For older adults, volunteering may be an effective activity that not only helps their communities but also promotes personal health. Carnegie Mellon University researchers in Pittsburgh found that older adults who volunteer at least 200 hours per year in any type of activity decrease their risk of hypertension by as much as 40%.
Massage therapy after open-heart surgery can improve patients’ mood and may reduce medication use to curb stress and anxiety. Reducing stress is an important consideration in preventing exacerbation of a heart condition after surgery.
Like people who regularly engage in moderate-intensity exercise, men who practice tai chi consistently for approximately 5-6 hours per week enjoy a reduced risk of earlier death, says a report in the American Journal of Epidemiology (2013; doi: 10.1093/aje/kwt050).
There is new evidence that heart health is important to brain health. People with both type 2 diabetes and cardiovascular disease are at increased risk of cognitive decline, according to a study of 516 participants by Wake Forest Baptist Medical Center researchers in Winston-Salem, North Carolina.
Many yoga teachers consider savasana—also known as corpse pose or relaxation pose—both the easiest and hardest of all postures. Why? On the one hand, the point of the pose is to relax deeply and fully in a supine position with arms and legs gently rolled out to the sides.
According to the U.S. Department of Health and Human Services, nearly 79% of Hispanic adults in the United States are overweight or obese. One possible way to improve that statistic is through the use of a virtual physical activity advisor, suggests a new study.
While keeping a healthy cholesterol profile is important for everyone, middle-aged men with high cholesterol have a greater risk of first-time heart attack than middle-aged women with the same condition, researchers reported.
The scientists observed Norwegian women (23,525) and men (20,725), all younger than 60 at baseline, for 12 years. They looked at cholesterol scores and noted any incidence of acute myocardial infarction (AMI), or heart attack, among the subjects.
When working with individuals who are overweight or obese, it is wise to watch your words.
Research published recently in PLoS ONE (2013; 8 : e70048) found that subjects who experienced discrimination because of their weight were more likely to become or remain obese than those who didn’t encounter discrimination.

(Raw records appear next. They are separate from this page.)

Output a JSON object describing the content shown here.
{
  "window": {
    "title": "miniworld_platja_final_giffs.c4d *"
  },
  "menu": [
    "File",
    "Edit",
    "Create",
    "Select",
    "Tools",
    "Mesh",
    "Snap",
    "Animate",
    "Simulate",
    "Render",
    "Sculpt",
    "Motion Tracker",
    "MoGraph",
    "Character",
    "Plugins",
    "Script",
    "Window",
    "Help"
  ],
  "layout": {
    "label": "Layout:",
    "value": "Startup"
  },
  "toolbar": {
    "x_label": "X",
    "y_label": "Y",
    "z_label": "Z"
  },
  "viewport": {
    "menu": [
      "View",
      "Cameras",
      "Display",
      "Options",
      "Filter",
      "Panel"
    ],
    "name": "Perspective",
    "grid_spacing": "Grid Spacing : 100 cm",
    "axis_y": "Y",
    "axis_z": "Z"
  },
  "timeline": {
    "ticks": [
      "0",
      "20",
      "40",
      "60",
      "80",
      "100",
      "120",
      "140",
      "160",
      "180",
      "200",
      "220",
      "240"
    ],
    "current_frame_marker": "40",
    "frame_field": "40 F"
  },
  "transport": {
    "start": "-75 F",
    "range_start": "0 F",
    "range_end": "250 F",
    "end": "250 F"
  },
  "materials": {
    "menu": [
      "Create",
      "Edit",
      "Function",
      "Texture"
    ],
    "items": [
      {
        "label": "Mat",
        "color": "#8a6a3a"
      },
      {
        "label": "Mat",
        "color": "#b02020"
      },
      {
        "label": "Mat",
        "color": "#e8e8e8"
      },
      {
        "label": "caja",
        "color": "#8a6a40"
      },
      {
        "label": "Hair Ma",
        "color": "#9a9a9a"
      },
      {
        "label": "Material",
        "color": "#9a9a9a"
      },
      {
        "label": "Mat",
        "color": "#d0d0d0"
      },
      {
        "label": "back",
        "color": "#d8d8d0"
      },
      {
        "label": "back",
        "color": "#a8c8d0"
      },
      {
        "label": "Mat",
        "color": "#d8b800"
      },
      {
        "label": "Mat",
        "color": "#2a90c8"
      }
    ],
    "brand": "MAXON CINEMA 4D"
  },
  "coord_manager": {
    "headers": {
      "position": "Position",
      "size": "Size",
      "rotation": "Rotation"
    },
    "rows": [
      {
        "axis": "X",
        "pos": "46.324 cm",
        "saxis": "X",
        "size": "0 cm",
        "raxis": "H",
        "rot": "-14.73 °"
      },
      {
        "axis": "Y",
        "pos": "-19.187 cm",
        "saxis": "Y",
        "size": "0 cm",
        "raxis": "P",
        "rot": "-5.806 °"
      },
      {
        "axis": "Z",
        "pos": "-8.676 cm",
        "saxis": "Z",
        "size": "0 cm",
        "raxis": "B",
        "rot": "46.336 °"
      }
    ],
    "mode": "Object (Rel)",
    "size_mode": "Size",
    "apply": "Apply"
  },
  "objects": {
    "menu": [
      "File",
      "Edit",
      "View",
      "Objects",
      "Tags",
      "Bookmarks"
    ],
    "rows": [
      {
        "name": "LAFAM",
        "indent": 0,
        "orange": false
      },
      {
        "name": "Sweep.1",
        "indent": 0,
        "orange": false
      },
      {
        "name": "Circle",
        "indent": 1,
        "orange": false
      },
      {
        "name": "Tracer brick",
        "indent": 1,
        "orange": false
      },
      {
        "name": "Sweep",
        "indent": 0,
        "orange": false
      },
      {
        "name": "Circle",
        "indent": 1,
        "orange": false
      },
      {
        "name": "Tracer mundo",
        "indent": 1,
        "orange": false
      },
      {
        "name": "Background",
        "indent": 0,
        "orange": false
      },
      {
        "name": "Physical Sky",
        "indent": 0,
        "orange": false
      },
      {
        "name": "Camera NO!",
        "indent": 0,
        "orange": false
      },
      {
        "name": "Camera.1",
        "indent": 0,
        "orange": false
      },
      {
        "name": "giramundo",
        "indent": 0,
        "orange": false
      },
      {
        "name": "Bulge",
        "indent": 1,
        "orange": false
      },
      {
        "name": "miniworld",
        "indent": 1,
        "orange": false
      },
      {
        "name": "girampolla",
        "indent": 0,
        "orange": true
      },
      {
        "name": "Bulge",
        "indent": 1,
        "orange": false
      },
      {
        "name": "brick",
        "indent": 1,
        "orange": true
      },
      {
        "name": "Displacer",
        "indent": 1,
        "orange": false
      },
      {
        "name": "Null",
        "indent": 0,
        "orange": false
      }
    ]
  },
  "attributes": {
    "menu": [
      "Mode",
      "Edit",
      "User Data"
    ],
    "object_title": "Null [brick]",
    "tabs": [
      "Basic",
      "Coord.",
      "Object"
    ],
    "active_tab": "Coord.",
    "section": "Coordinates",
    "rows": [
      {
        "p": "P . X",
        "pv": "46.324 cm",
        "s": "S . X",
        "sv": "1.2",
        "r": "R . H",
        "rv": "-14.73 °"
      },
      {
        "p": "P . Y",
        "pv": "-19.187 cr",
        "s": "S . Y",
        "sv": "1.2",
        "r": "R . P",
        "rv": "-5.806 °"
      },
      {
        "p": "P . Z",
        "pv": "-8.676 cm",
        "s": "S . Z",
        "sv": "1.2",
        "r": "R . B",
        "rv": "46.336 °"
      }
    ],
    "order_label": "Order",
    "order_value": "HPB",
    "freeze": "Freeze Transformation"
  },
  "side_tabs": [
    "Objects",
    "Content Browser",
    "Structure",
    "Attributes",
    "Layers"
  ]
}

Ed Downs is a fifth-degree black belt, a U.S. Martial Arts Hall of Fame inductee, an ACE-certified Personal Trainer and a more-than-20-year fitness industry veteran. He has spent much of his career working with professional athletes from a variety of sports, many of whom have trained at his TERF Athletic Facility in Miami. The creator of PROTERF train- ing, Downs has successfully developed and patented the Downs Disc, which he uses in client training programs.
Urge your clients to cultivate work-life balance. Working too long and too hard increases the risk of depression, according to a study conducted at the Kyoto University School of Public Health in Kyoto, Japan.
Among 218 clerical workers, those who worked more than 60 hours per week and had too much work were 15 times more likely to suffer from depression when reevaluated after 1-3 years than workers with less stressful schedules. The study authors suggested that feeling overworked combined with long works hours could be considered a risk factor for depression.